“We got a handful of guys. We’ve seen it from Nelson, obviously. Alshon is always a guy that can make plays down the field. J-Matt last week, we almost had one in the end zone. Shelton Gibson when he comes in, he gives us a spark," quarterback Carson Wentz said Wednesday on the Eagles' ability to get the ball down the field. "I’m not too concerned about that. I think we have lots of guys with the ability to take the top off the defense. To stretch it out. I like where we are at with that.”

Last season the Eagles finished with 43 completions of 20-yards or more, which was good for 21st in NFL. They had nine completions of 40-yards or more, which was good for 11th in NFL. They finished 20th overall in yards-per-game (256) and third in points per game (28.6). 

Their numbers through six games this season do not look overly impressive by themselves. The Eagles have 17 completions of 20-yards or more (22nd in NFL). They have four completions of 40-yards or more (10th in NFL). They are 13th in yards-per-game (233.6) and 20th in points per game (22.8). 

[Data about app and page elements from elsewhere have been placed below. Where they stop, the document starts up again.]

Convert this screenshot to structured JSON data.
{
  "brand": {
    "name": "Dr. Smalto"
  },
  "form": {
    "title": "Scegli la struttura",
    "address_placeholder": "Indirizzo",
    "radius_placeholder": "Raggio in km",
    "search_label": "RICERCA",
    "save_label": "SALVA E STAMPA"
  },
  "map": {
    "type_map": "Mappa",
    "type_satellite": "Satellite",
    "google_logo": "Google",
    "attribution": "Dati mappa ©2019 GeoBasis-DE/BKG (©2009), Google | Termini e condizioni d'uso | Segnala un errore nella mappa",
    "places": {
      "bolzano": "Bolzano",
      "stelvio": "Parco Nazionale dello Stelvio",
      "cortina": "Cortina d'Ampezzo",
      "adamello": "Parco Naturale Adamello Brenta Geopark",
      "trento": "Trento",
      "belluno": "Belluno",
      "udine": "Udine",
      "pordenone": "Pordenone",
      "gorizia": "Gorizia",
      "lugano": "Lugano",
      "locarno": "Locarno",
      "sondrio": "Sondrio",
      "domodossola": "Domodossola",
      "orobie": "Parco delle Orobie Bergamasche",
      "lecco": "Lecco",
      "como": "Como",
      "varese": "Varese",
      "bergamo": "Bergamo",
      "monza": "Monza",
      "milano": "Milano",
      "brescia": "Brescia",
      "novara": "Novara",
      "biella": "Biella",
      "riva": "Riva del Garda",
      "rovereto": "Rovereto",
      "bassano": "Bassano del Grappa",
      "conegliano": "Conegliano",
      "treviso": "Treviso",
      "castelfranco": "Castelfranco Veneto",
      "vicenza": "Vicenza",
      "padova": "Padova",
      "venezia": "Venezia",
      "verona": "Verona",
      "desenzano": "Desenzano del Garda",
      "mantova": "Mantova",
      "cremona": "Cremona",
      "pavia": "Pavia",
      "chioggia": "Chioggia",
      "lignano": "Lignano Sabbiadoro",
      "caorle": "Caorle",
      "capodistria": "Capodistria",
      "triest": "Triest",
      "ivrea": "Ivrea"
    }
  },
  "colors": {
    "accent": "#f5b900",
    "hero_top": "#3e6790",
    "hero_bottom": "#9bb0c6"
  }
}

"It's hard to go 12 and 14 plays all the time, nine plays," head coach Doug Pederson said. "You want to be able to put five and six-play drives together, but you need a chunk in there somewhere."

The major difference between the offense this season compared to last year has been the red zone. This season the Eagles are 15th in the NFL, converting 56% of their trips inside the 20-yard line into touchdown. Last season they were 2nd overall at 64%. 

The fact the offense is averaging more yards per game this season than it did last year is surprising when you consider how ugly it has looked at times. If the offense keeps at this same pace, however, they will end the year with more completions of 40-plus yards (10) than they had last season and more completions of 20-plus yards (45) than they had last season. 

The fact they are accomplishing this despite not having the two players they counted on the most to stretch defenses—Mack Hollins and Mike Wallace—is surprising.

The fact they have done it with a rotating set of skill players due to injuries— including quarterback— is even more impressive. 

You can follow Eliot Shorr-Parks on Twitter at @EliotShorrParks or email him at [email protected]!